Deficiencies of iron and various vitamins (A, B12 and D) can cause an itch as may pregnancy and a host of medications, most commonly due to an allergic reaction such as to penicillin and associated antibiotics. A particular kind of drug-induced itch is formication, a sensation of ants crawling over the skin, common with cocaine use.
Any interference with liver function, whether due to hepatitis infection, a blockage from a gall stone or tumor can cause jaundice, a yellowing of the skin, often associated with nasty itching, and sometimes cancer without jaundice can have the same effect because the malignancy produces toxins that affect the body in many ways. Finally, psychological issues can lead to an itch developing.

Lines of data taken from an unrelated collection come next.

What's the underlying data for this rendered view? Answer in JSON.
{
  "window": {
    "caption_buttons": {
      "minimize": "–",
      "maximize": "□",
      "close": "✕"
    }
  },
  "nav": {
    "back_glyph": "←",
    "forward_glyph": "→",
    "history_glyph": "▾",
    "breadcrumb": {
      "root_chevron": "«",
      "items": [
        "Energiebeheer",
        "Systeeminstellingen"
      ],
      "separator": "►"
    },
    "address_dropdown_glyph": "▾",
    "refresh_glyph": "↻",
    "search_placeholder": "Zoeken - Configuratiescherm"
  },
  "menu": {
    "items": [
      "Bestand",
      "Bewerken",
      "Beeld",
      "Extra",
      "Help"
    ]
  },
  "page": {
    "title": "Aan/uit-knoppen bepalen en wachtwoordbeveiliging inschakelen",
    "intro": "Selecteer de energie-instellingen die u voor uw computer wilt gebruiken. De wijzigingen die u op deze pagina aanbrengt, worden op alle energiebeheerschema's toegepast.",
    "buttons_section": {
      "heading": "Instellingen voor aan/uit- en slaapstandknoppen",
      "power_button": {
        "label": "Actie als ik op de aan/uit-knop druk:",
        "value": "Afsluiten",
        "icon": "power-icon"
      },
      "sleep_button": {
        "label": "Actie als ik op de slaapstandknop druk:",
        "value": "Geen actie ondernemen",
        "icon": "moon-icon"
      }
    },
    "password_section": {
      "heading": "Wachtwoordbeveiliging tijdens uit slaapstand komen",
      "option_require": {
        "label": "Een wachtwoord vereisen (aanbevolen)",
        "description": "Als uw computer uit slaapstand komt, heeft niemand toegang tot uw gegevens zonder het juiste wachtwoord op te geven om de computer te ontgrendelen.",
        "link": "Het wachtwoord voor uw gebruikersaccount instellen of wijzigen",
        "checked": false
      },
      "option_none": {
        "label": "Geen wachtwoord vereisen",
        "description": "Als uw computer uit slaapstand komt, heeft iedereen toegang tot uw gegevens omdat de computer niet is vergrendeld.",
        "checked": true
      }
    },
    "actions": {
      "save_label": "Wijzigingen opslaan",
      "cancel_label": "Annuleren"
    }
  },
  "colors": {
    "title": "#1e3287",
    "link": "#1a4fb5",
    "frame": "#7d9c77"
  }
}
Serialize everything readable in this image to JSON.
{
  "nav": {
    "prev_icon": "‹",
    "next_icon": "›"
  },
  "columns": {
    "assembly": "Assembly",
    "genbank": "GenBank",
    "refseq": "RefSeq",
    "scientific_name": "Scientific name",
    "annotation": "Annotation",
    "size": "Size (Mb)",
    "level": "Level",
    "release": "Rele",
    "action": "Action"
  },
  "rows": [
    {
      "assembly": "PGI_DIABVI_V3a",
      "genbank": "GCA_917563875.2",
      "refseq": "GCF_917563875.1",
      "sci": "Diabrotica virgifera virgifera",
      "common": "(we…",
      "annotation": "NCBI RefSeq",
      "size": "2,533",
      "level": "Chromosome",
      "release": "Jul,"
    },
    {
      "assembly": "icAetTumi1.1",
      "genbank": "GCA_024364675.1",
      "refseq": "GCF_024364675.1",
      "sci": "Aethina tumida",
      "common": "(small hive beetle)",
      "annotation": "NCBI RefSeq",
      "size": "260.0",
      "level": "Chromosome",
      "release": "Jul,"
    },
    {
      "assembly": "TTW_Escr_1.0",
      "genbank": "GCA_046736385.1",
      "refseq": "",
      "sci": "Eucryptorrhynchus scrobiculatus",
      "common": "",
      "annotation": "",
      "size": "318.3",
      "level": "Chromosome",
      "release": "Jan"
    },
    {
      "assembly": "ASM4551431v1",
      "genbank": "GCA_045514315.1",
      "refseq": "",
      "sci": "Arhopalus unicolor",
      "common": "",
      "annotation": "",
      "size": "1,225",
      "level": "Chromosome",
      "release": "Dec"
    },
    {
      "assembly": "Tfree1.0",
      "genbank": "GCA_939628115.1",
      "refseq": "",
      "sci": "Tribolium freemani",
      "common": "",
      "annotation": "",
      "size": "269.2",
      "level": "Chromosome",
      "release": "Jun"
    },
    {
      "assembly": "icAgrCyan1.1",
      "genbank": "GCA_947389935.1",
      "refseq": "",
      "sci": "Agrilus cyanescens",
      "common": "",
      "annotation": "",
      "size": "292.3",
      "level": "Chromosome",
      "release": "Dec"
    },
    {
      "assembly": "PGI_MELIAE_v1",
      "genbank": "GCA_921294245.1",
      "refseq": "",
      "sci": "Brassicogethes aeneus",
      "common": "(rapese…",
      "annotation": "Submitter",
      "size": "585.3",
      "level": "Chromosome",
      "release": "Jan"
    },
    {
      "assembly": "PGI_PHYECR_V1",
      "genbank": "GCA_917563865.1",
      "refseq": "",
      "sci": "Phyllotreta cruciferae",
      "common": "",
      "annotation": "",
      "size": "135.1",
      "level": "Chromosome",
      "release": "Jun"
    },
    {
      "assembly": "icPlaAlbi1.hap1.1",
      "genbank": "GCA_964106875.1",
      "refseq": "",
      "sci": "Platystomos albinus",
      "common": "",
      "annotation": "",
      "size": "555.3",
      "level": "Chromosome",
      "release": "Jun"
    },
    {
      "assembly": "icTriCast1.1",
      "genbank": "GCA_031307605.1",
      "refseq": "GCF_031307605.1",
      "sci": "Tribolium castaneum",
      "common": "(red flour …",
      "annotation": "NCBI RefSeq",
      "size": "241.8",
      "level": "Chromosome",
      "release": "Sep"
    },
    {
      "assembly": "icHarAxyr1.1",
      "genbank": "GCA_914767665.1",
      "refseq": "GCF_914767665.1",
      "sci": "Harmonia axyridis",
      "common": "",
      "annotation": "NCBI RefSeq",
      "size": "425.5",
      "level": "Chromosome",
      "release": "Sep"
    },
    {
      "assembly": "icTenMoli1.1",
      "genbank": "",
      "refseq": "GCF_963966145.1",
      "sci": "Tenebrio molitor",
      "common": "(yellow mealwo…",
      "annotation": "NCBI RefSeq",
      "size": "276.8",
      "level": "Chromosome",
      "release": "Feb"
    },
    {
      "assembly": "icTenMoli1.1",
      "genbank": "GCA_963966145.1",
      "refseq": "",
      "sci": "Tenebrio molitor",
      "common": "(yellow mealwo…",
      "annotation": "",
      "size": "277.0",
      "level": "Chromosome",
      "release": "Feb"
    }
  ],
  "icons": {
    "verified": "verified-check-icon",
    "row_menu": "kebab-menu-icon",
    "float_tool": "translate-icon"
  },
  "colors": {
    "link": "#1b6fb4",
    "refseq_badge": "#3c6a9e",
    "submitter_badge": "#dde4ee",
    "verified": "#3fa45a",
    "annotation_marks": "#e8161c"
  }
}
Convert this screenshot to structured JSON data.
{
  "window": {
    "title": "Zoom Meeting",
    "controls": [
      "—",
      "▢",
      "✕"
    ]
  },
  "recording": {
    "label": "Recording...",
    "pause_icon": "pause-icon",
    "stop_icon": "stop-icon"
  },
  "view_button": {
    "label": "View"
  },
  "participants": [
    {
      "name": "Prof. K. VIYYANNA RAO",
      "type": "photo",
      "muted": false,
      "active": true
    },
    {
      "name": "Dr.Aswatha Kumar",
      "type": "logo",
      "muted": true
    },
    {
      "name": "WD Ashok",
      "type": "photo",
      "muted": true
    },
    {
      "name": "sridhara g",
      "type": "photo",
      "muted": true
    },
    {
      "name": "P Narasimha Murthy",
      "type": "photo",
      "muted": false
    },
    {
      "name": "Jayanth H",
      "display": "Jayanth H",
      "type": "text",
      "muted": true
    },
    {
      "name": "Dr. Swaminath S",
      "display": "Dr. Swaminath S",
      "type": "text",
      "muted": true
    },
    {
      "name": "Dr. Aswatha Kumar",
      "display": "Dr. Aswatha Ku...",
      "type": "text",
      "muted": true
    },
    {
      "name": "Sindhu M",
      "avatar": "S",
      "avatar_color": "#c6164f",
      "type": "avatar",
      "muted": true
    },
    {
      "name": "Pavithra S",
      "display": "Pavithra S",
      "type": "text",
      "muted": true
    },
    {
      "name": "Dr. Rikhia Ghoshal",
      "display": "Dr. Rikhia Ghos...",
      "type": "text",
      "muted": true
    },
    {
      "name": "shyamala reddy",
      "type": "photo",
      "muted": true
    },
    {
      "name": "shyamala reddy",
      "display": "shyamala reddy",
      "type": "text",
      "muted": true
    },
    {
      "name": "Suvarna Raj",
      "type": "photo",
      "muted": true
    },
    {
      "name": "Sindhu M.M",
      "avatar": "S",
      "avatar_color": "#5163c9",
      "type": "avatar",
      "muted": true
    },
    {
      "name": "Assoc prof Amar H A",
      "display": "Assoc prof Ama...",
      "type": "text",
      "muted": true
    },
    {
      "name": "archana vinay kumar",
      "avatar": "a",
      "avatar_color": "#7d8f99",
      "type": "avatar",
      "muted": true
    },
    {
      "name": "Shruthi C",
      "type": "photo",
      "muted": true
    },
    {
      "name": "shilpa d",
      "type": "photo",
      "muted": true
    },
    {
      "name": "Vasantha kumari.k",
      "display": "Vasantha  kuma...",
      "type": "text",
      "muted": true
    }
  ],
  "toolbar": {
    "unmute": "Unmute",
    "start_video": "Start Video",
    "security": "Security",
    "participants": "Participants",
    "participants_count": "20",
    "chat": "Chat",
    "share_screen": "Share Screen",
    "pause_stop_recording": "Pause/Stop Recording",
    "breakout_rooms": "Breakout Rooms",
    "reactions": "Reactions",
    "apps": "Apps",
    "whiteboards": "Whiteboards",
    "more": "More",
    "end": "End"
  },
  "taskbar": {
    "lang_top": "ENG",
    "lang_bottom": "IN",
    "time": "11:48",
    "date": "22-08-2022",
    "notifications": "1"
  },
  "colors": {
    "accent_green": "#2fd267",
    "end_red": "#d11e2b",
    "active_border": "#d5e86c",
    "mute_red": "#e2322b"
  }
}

If a new itch develops and the cause is not immediately apparent as above, it is not easily mitigated with a cream or other simple over-the-counter treatment or it persists, see your doctor. Taking a careful medical history and performing a diligent examination will reveal the reason in most cases, but because the basis for the itch may be occult and malicious, diligence in identifying the basis is necessary. If an itch is associated with any generalized illness or is so irritating it may cause a distraction to you as PIC, self-ground until resolved. If a medical appointment is sought or specific treatment required, be sure to report to your AME at the next appointment. Of course, if a serious cause is to blame, self-ground until all is resolved.
Those who read my column know I enjoy finding musical links to the topic of the day, as above with Allan Sherman. Yes, Willie Nelson performed a song called “Seven Year Itch” and the Scorpions (who were purportedly funded by the CIA to record “Winds of Change”) laid down “The Scratch.” But the best itch-related song title I found was “Hell’s Itch” by the magnificently named “King Gizzard and the Lizard Wizard.” Scratch the itch to go flying but take that other itch to your doctor so that you can fly well!
You can send your questions and comments to Dr. Sackier via email: [email protected] and listen to his weekly podcasts on health issues at The EMJ Podcast available on Spotify, Apple, Amazon Music, www:https://www.emjreviews.com/type/podcasts/ or wherever you get your podcasts.